Turning the Other Cheek – a silent skit for a troupe of clowns
From an idea in Ministry of Clowning compiled by Everett Robertson. By the Beauregard Parish clowns.
Play is silent except for the reader and for the audience’s last reaction and the narrator’s reading. Could use background noises when stick hits and when tramp sits on glasses. Using background music could be effective.
Lady – a “bag” lady carrying a grocery bag or pushing a cart of some sort with bags in. She is not dressed warmly. She has a large stick (but one that is easily broken) in her cart and is wearing glasses. Could use a large empty purse to show she has no money.

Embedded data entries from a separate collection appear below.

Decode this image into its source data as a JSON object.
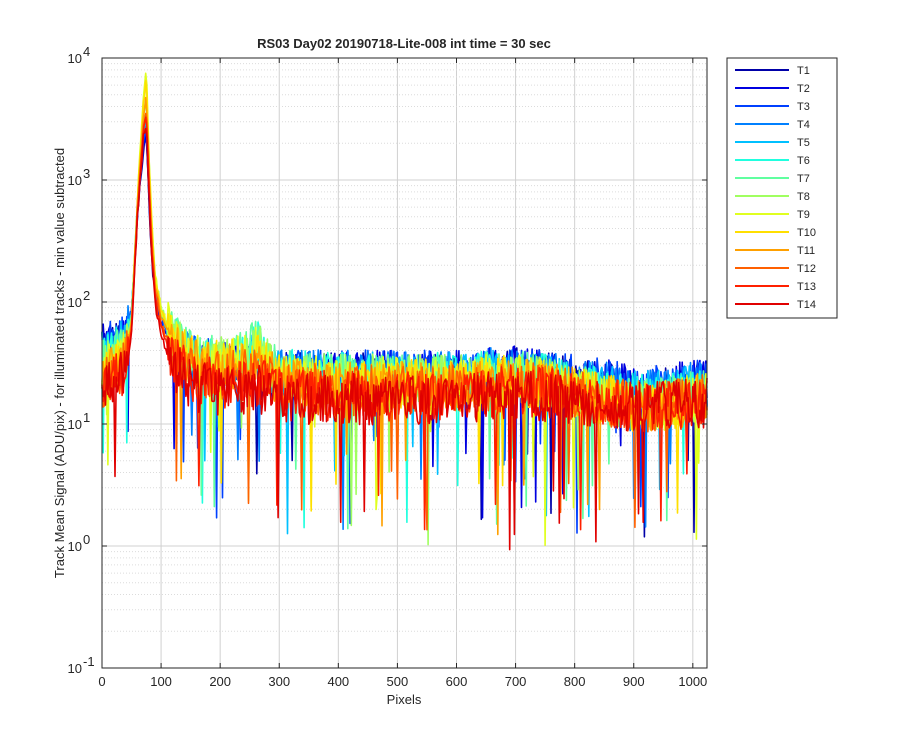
{
  "chart_data": {
    "type": "line",
    "title": "RS03 Day02 20190718-Lite-008 int time = 30 sec",
    "xlabel": "Pixels",
    "ylabel": "Track Mean Signal (ADU/pix) - for illuminated tracks - min value subtracted",
    "xlim": [
      0,
      1024
    ],
    "ylim": [
      0.1,
      10000
    ],
    "yscale": "log",
    "grid": true,
    "minor_grid": true,
    "legend_position": "outside-top-right",
    "x_ticks": [
      "0",
      "100",
      "200",
      "300",
      "400",
      "500",
      "600",
      "700",
      "800",
      "900",
      "1000"
    ],
    "y_ticks": [
      {
        "base": "10",
        "exp": "-1"
      },
      {
        "base": "10",
        "exp": "0"
      },
      {
        "base": "10",
        "exp": "1"
      },
      {
        "base": "10",
        "exp": "2"
      },
      {
        "base": "10",
        "exp": "3"
      },
      {
        "base": "10",
        "exp": "4"
      }
    ],
    "series_profile": {
      "x": [
        0,
        20,
        40,
        50,
        60,
        70,
        75,
        80,
        85,
        90,
        100,
        120,
        150,
        200,
        250,
        265,
        280,
        300,
        400,
        500,
        600,
        700,
        750,
        800,
        850,
        900,
        950,
        1000,
        1024
      ],
      "note_units": "y in ADU/pix, approximate envelope medians read from the log axis"
    },
    "series": [
      {
        "name": "T1",
        "color": "#0000a8",
        "values": [
          40,
          45,
          50,
          80,
          500,
          1800,
          2500,
          600,
          200,
          110,
          70,
          40,
          30,
          28,
          26,
          26,
          25,
          24,
          24,
          24,
          24,
          26,
          24,
          22,
          20,
          18,
          18,
          20,
          20
        ]
      },
      {
        "name": "T2",
        "color": "#0000e0",
        "values": [
          42,
          46,
          52,
          85,
          520,
          1900,
          2600,
          650,
          210,
          115,
          72,
          42,
          32,
          29,
          27,
          27,
          26,
          25,
          25,
          25,
          25,
          27,
          25,
          23,
          21,
          19,
          19,
          21,
          21
        ]
      },
      {
        "name": "T3",
        "color": "#0040ff",
        "values": [
          40,
          44,
          50,
          85,
          540,
          2000,
          2800,
          700,
          220,
          120,
          75,
          44,
          33,
          30,
          28,
          28,
          27,
          26,
          25,
          25,
          25,
          27,
          25,
          23,
          21,
          19,
          19,
          21,
          21
        ]
      },
      {
        "name": "T4",
        "color": "#0080ff",
        "values": [
          38,
          42,
          48,
          85,
          560,
          2200,
          3000,
          760,
          240,
          125,
          78,
          45,
          34,
          30,
          30,
          32,
          28,
          26,
          25,
          25,
          25,
          27,
          24,
          22,
          20,
          18,
          18,
          20,
          20
        ]
      },
      {
        "name": "T5",
        "color": "#00c0ff",
        "values": [
          35,
          40,
          46,
          80,
          580,
          2500,
          3300,
          820,
          260,
          130,
          80,
          46,
          35,
          31,
          32,
          36,
          29,
          26,
          24,
          24,
          24,
          26,
          23,
          21,
          19,
          17,
          17,
          19,
          19
        ]
      },
      {
        "name": "T6",
        "color": "#20ffdf",
        "values": [
          33,
          38,
          44,
          78,
          600,
          2800,
          3800,
          900,
          290,
          140,
          82,
          48,
          36,
          32,
          36,
          45,
          30,
          26,
          24,
          24,
          24,
          25,
          23,
          20,
          18,
          16,
          16,
          18,
          18
        ]
      },
      {
        "name": "T7",
        "color": "#60ffa0",
        "values": [
          30,
          35,
          42,
          75,
          640,
          3500,
          5000,
          1100,
          330,
          150,
          85,
          50,
          37,
          33,
          40,
          55,
          32,
          26,
          23,
          23,
          23,
          25,
          22,
          20,
          17,
          15,
          15,
          17,
          17
        ]
      },
      {
        "name": "T8",
        "color": "#a0ff60",
        "values": [
          28,
          32,
          40,
          72,
          660,
          4500,
          7000,
          1300,
          360,
          160,
          88,
          50,
          36,
          32,
          38,
          50,
          31,
          25,
          23,
          23,
          23,
          24,
          22,
          19,
          16,
          14,
          14,
          16,
          16
        ]
      },
      {
        "name": "T9",
        "color": "#e0ff20",
        "values": [
          26,
          30,
          38,
          70,
          680,
          5000,
          8000,
          1400,
          380,
          165,
          88,
          48,
          35,
          31,
          35,
          42,
          30,
          24,
          22,
          22,
          22,
          24,
          21,
          19,
          16,
          14,
          14,
          16,
          16
        ]
      },
      {
        "name": "T10",
        "color": "#ffdf00",
        "values": [
          25,
          28,
          36,
          68,
          650,
          4200,
          6500,
          1200,
          340,
          150,
          82,
          45,
          33,
          30,
          32,
          36,
          28,
          23,
          21,
          21,
          21,
          23,
          20,
          18,
          16,
          14,
          14,
          16,
          16
        ]
      },
      {
        "name": "T11",
        "color": "#ffa000",
        "values": [
          24,
          27,
          34,
          65,
          620,
          3500,
          5000,
          1000,
          300,
          135,
          76,
          42,
          31,
          28,
          29,
          31,
          26,
          22,
          20,
          20,
          20,
          22,
          20,
          18,
          16,
          14,
          14,
          16,
          16
        ]
      },
      {
        "name": "T12",
        "color": "#ff6000",
        "values": [
          22,
          25,
          32,
          62,
          580,
          2800,
          4000,
          850,
          260,
          120,
          70,
          38,
          28,
          25,
          26,
          27,
          23,
          20,
          19,
          19,
          19,
          21,
          19,
          17,
          15,
          14,
          14,
          16,
          16
        ]
      },
      {
        "name": "T13",
        "color": "#ff2000",
        "values": [
          20,
          23,
          30,
          58,
          540,
          2400,
          3300,
          720,
          220,
          105,
          62,
          34,
          24,
          21,
          21,
          22,
          20,
          18,
          17,
          17,
          17,
          19,
          18,
          16,
          15,
          14,
          14,
          15,
          15
        ]
      },
      {
        "name": "T14",
        "color": "#e00000",
        "values": [
          18,
          21,
          28,
          55,
          500,
          2200,
          3000,
          650,
          200,
          95,
          55,
          30,
          21,
          18,
          18,
          19,
          18,
          16,
          16,
          16,
          16,
          18,
          17,
          16,
          15,
          14,
          14,
          15,
          15
        ]
      }
    ]
  }
}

Tramp – carries a large bible. He has on a large (best if tattered) coat, a hat, muffler and gloves. He needs to be able to quickly hide her glasses and produce a broken pair. He needs a length of bright red yarn, cloth or string to tie the two sticks into a cross.
Reader – traditional clown garb or street preacher type outfit. Needs a Bible to read from.
Audience (optional) – If used, audience will show the attitudes of most people as they watch the scene unfold. For example, they may look sad that the lady is cold. Can dress as clowns or as children or whatever seems fitting.
Setting: Bench in a park on a very cold day
Audience – If using audience, they come in first and sit on the ground near the bench.
Tramp – enters, looks around and sets on left side of bench. Opens Bible and begins reading silently.
Lady – walks in. Her actions show that she is very cold. If she has a shopping cart or bag, let her look through them for something to put on. She finds nothing. She sits on the bench shivering.
Audience – may look sad that the lady is cold or may make fun of her.
Tramp – looks at lady. Frowns. Reads in Bible. Smiles. Gets up, takes off his coat and holds it out to her.
Lady – stands up to put the coat on and places her glasses on the bench where the tramp was sitting. She acts reluctant to take the coat. May want to turn out her pockets or turn her purse upside down to show that she has no money to pay for it. At last accepts coat. Shows that she is warm.
Tramp – takes off his gloves and gives to her. Then his hat and muffler. Lady puts them on and shows gratitude and warmness.
Both – Smiling they both sit down.
Lady – begins to look for glasses.
Tramp – starts helping look.
Both – They find he is sitting on the broken glasses.
Lady – shows anger and appears to hit him on the cheek with a stick. (for safety, have actor actually tap – not hit – the shoulder on the side away from the audience rather than the face) Then she sits down looking angry.
Audience – raises fists and expresses anger toward the woman. Shows him that he should hit back.
Tramp – reads his Bible. Taps woman and points to the other cheek.
Lady – looks surprised.
Audience – acts shocked
Tramp – holds Bible over for lady to read.
Lady – reads and shows amazement.
Tramp – takes stick, breaks it in two and forms a cross which he hands to her.
Lady – accepts cross, hugs it and places it in her basket or shopping bag.
Lady – gets up to leave.
Tramp – taps her on the shoulder and hands her his glasses.
Lady – puts glasses on
Both – they sit down together with tramp pointing to Bible and lady appearing to read it..
Reader -stands up, walks to them, reaches out hand for Bible, accepts it and reads Matthew 5:38-44 Jesus said, “Here’s another old saying that deserves a second look: ‘Eye for an eye and tooth for a tooth.’ Here’s what I propose. ‘Don’t hit back at all.’ If someone strikes you, stand there and take it. If someone drags you into court and sues you for the shirt off your back, gift-wrap your best coat and make a present of it. And if someone takes advantage of you, use the occasion to practice servant life. No more tit-for-tat stuff. Live generously.”
Audience – reacts in surprise and then approval to the reading. Goes “oh-h-h” and “ah-h-h”, then cheers and all exit together.